12. Buscher HP, Casals-stenzel J. Schauer R. New sialic acids. Eur J Biochem 1974 50: 71-82. 13. Chapman JS, Georgopapadakou NH. Routes of quinolone penetration in Escherichia coli. Antimicrob Agents Chemother 1988; 32: 438-42. 14. Souto-Padron T, De Souza WV. Sialicoglycoproteins and sialoglyTcolipids contribute to the negative surface charge of epimastigote and trypomastigote forms of Trypanosoma cruzi. Biochem Biophys Acta 1987; 814: 163-9. 15. Shigeoka AO, Rote NS, Santos JI, Hill HR. Assessment of the virulence factors of group B streptococci: Correlation with sialic acid content. J Infec I)is 1983; 147: 857-63. 16. Selander RK, Musser JM, Caugant DA, Gilmour MN, Whittam TS. Population genetics of pathogenic bacteria.
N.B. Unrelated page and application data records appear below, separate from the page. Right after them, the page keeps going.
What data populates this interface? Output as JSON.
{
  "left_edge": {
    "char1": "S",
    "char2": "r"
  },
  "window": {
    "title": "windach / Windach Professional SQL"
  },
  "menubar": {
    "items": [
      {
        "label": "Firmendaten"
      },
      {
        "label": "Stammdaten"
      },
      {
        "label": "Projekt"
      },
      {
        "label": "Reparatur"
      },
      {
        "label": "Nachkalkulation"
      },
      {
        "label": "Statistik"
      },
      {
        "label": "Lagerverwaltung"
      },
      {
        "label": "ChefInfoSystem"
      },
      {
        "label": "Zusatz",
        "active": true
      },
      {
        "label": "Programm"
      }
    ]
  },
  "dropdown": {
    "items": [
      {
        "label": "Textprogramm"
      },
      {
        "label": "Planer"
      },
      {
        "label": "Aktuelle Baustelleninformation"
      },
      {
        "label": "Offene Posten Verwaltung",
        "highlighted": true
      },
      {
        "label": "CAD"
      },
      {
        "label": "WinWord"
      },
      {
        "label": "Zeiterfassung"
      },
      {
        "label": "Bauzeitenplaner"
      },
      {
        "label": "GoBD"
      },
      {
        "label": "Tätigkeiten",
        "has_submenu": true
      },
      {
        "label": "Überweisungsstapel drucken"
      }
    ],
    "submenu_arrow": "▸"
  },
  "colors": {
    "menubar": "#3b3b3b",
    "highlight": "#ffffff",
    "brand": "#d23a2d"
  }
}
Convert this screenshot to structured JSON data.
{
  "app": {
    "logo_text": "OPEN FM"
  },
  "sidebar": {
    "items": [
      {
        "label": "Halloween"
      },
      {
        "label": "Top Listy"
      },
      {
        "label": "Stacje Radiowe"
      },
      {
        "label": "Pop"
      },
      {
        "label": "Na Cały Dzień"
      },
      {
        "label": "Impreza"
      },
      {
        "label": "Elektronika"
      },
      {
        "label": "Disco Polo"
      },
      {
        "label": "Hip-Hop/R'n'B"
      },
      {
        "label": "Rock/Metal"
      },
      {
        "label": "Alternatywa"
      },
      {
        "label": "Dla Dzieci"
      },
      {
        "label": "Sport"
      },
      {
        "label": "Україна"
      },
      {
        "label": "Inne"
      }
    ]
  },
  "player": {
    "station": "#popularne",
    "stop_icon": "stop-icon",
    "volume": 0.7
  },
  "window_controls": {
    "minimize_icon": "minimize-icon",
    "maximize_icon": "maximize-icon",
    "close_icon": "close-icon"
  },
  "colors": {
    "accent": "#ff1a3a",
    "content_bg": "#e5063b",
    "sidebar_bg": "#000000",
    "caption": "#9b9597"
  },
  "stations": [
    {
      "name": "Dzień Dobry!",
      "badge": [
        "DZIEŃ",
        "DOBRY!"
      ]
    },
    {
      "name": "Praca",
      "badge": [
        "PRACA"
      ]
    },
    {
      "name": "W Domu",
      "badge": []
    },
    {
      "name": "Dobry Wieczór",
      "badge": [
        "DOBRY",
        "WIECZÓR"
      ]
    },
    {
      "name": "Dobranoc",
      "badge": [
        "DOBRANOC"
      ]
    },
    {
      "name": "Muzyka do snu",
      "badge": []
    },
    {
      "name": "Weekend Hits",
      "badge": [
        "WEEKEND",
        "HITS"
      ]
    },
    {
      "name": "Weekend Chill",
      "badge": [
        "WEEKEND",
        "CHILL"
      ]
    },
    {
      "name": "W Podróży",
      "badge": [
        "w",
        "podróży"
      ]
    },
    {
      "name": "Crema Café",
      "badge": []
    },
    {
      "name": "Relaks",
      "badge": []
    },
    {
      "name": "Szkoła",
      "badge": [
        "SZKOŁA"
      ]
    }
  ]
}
Microb Pathog 1987; 3: 1-7. 17. Muser JM. Mattinglv SJ. Quentin R. Goudeau A. Selander RK. Identification of a highvirulent clone of type III Streptococcus ayalactiae (group B Streptococcus) causing invasive neonatal disease. Proc Natl Acad Sci USA 1989; 86: 4731-5. 18. McGuinness BT. Clarke IN, Lambden PR, et al. Point mutation in meningococcal por A gene associated with increased endemic disease. Lancet 1991; 337: 514-7. 19. Bar-Ness R, Avrahamy N, M~latsuyama T, Rosenberg M. Increased cell surf'ace hydrophobicity of a Serratia niarcescens NS 38 mutant lacking wetting activity. J lBacteriol 1988: 170: 4361-4. 20. Van Oss CJ. Phagocytosis as a surface phenomenon. Ann Rev Mlicrobiol 1978; 32: 19-39. 21. Burrv AW, Wood JG. Contributions of lipids and proteins to the surface charge of membranes. J Cell Biol 1979; 82: 726-41. 22. Eylar EH, MIadoff MA. Brody OV, Oncey JL,. The contribution of sialic acid to the charge of the ervthrocyte. J Biol Chem 1962; 237: 1992-2000.